open market operations

DEFINITION: The phrase “open market operations (OMOs)” refers to the purchase and sale of securities on the open market by the US Federal Reserve (“the Fed”).

The Fed undertakes OMOs to control the amount of money held in reserve by American banks collectively.

The Fed buys Treasury securities when it wishes to increase the money supply and sells them when it wishes to decrease the money supply.

Open market operations enable the Fed to fine-tune the federal funds rate. The Fed’s adjustments then ripple through various short-term and long-term interest rates, as well as foreign exchange rates.

For this reason, OMOs create the potential for shifts in the volume of money and credit accessible within the economy, which, in turn, impacts a variety of significant economic phenomena, including commodities and services pricing, output and unemployment rates, and similar factors.

ETYMOLOGY: The phrase “open market operations” seems to have been introduced around 1923, along with the practice it describes.

The English adjective “open” derives from Middle and Old English words with the identical form and meaning. The Old English word is akin to Old High German offan, also meaning “open.”

The English noun “market” (used here adjectivally) derives, via Middle English and Old North French, from Latin mercātus, mercātūs, meaning “trade,” “traffic,” or “business,” as well as the place where the trade or business occurs (i.e., a “marketplace”).

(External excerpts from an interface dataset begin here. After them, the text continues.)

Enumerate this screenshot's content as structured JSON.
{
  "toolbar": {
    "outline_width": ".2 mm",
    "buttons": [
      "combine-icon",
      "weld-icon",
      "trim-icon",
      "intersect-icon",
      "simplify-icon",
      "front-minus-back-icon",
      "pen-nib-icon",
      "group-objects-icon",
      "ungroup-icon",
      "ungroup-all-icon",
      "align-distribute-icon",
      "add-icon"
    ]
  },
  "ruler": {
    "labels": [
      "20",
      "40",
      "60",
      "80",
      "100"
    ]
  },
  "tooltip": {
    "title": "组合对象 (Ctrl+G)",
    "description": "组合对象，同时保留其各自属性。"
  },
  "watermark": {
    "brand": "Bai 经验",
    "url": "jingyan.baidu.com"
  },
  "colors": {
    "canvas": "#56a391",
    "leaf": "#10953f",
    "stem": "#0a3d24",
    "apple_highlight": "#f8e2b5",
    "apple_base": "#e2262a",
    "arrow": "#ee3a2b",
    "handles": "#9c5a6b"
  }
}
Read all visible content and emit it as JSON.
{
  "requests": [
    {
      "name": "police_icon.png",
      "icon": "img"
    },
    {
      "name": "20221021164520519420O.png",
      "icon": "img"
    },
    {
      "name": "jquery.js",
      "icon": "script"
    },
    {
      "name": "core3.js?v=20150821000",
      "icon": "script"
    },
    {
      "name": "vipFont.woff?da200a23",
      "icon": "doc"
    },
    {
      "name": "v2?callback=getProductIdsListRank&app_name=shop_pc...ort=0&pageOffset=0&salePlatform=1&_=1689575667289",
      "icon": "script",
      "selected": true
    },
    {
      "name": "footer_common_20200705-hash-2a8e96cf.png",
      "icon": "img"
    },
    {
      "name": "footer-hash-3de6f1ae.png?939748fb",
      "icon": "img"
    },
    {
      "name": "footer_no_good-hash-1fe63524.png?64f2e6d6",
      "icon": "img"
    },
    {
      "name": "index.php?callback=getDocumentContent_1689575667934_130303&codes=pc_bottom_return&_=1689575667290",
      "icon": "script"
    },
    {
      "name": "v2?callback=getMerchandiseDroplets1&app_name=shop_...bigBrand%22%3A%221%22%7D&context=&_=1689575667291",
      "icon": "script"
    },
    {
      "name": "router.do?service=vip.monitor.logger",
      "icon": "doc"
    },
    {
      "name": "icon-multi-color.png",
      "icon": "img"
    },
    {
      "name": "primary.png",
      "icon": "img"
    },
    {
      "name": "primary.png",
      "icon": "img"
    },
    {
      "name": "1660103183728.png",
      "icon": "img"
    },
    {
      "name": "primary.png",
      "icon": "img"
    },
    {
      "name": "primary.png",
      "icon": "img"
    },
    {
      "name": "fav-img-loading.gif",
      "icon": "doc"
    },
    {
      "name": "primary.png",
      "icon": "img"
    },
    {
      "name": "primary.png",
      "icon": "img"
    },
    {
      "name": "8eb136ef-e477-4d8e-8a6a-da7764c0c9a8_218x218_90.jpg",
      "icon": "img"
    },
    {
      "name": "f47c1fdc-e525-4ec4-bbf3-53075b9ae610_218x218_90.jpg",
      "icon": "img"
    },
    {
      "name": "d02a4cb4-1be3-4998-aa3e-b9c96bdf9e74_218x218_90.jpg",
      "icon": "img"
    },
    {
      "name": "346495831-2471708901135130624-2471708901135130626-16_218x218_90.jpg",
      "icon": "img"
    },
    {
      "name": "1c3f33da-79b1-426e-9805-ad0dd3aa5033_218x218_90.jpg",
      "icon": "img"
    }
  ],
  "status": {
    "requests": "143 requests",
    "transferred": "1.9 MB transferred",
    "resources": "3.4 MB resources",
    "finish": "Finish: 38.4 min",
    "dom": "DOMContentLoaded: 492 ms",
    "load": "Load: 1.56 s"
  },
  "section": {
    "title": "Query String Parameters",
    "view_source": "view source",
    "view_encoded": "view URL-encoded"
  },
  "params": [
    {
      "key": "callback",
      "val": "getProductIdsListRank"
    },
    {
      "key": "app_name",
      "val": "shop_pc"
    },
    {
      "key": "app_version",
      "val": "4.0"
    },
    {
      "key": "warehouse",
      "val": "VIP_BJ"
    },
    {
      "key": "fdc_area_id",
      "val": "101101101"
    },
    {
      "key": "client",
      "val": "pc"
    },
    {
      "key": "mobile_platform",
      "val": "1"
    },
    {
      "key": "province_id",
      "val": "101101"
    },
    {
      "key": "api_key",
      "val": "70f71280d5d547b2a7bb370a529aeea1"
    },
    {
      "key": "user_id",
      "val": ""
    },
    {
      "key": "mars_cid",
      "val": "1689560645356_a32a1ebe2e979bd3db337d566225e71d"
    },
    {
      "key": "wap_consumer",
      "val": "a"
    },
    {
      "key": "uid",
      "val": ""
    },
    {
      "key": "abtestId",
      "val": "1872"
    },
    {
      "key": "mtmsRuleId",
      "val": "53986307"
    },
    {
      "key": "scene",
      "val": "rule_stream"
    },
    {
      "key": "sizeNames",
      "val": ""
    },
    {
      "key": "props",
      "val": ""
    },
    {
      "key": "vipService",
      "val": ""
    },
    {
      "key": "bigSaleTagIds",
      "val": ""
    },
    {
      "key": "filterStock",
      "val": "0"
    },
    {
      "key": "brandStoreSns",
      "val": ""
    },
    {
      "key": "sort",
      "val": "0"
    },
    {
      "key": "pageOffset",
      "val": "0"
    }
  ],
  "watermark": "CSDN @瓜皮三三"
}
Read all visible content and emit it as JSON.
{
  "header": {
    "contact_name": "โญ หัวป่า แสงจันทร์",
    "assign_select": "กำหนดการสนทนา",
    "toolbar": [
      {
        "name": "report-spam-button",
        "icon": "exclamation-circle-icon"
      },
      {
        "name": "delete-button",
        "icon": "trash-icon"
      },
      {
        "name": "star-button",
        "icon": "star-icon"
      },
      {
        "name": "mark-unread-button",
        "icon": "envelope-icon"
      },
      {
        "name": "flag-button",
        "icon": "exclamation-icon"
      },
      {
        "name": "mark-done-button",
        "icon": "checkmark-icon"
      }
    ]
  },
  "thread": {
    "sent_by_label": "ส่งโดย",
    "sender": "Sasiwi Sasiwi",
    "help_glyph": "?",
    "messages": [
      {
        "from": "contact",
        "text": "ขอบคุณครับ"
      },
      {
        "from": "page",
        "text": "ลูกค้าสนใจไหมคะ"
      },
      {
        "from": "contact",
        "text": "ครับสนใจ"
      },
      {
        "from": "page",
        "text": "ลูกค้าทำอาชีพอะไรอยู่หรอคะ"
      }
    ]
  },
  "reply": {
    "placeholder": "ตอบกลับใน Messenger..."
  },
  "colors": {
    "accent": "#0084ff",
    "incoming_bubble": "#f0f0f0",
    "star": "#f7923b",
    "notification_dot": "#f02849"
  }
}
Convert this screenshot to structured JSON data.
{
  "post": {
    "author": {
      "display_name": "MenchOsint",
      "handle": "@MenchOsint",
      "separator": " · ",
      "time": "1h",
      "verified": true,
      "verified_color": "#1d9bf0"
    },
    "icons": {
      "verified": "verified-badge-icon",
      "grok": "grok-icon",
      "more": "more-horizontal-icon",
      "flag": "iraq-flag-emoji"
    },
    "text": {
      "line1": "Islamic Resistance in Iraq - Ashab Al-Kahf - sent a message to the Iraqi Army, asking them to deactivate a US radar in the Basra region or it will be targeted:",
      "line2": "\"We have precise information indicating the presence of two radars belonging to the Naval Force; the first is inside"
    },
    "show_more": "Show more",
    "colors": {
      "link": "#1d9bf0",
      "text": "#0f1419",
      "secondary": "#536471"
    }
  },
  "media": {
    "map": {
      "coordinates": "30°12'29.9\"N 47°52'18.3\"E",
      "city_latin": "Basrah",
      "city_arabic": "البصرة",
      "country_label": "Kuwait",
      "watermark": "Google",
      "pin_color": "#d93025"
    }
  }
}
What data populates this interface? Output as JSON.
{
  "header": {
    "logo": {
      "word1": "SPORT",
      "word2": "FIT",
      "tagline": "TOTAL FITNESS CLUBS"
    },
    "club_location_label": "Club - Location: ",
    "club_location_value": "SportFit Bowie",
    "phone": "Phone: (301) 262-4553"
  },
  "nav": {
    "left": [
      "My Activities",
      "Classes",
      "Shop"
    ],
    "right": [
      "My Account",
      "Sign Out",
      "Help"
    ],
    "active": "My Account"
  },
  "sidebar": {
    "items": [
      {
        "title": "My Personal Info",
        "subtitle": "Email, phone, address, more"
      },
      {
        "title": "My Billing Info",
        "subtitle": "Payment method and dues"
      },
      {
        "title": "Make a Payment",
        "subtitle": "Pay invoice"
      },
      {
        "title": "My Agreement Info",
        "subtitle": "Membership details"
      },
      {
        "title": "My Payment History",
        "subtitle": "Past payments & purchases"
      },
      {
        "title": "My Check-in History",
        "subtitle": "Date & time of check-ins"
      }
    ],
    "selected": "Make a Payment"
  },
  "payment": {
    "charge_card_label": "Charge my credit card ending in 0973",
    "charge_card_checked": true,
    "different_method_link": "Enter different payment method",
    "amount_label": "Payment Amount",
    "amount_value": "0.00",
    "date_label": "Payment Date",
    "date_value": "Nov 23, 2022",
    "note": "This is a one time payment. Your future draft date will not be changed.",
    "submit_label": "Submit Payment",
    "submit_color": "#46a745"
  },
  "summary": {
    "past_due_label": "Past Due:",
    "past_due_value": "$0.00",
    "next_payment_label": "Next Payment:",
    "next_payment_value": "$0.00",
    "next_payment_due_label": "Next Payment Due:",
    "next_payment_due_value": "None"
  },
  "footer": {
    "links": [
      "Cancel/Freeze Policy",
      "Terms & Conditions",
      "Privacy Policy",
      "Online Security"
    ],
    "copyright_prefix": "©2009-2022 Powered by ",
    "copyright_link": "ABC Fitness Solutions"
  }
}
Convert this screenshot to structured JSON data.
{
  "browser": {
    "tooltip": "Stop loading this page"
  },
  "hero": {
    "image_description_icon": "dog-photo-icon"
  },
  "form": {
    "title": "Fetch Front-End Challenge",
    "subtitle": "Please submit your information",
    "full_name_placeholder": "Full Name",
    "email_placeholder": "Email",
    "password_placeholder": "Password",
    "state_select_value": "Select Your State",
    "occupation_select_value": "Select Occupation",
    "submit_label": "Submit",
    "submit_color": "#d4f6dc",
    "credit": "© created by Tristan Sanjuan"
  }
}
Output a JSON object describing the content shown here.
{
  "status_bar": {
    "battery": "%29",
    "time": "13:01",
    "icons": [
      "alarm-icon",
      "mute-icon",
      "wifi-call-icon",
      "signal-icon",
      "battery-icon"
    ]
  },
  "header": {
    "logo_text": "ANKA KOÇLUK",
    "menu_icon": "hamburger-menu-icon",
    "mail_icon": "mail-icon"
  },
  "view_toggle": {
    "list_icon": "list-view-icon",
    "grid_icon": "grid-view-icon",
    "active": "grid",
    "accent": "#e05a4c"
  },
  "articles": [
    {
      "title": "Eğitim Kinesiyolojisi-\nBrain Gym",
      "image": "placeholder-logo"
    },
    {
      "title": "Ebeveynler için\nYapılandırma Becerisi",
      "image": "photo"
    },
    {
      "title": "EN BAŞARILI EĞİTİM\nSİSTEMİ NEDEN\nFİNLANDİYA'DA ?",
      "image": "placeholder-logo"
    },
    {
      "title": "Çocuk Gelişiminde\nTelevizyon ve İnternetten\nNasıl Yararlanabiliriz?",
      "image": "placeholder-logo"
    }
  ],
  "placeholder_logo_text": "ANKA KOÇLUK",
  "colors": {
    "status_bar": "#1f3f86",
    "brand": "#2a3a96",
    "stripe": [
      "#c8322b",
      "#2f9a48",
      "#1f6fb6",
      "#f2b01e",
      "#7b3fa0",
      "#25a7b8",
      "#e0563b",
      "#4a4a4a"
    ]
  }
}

Mercātus, in turn, is connected to the deponent verb mercor, mercari, meaning “to trade” or “to traffic in,” as well as the noun merx, mercis, meaning “goods” or “merchandise.”

The English noun “operation” derives, via Middle English operacioun, from Middle French opération, which, in turn, derives from the Latin noun operatio, operationis, with a similar meaning.

Operatio, for its part,is connected with the past participle operātus of the deponent verb operor, operari, meaning “to work,” “to labor,” or “to be busy.”

Operatio may also be connected directly with the noun opus, operis, meaning “work,” “labor,” or “a finished piece of work.”

USAGE: To grasp the concept of open market operations, it is first of all essential to understand how the Federal Reserve, the United States’s central bank, puts the government’s monetary policy into action.

The Fed’s ultimate goal is to preserve the stability of the US economy and to prevent out-of-control price inflation or deflation. The Fed’s Board of Governors is the entity tasked with achieving these aims and thus with determining the federal funds rate target.

The federal funds rate is the interest rate at which depository institutions make short-term loans to each other.

This ongoing circulation of funds accomplishes two purposes:

  • It allows banks to generate earnings on surplus funds held in their Federal Reserve balances
  • It allows banks to maintain the reserves necessary to satisfy customer demand

The federal funds rate functions as a benchmark, which exerts influence over a wide array of other interest rates, ranging from savings deposit rates to home mortgage rates to credit card rates and more.

In summary, open market operations represent one of the principal instruments by means of which the Fed maintains the federal funds rate at or near its predetermined target.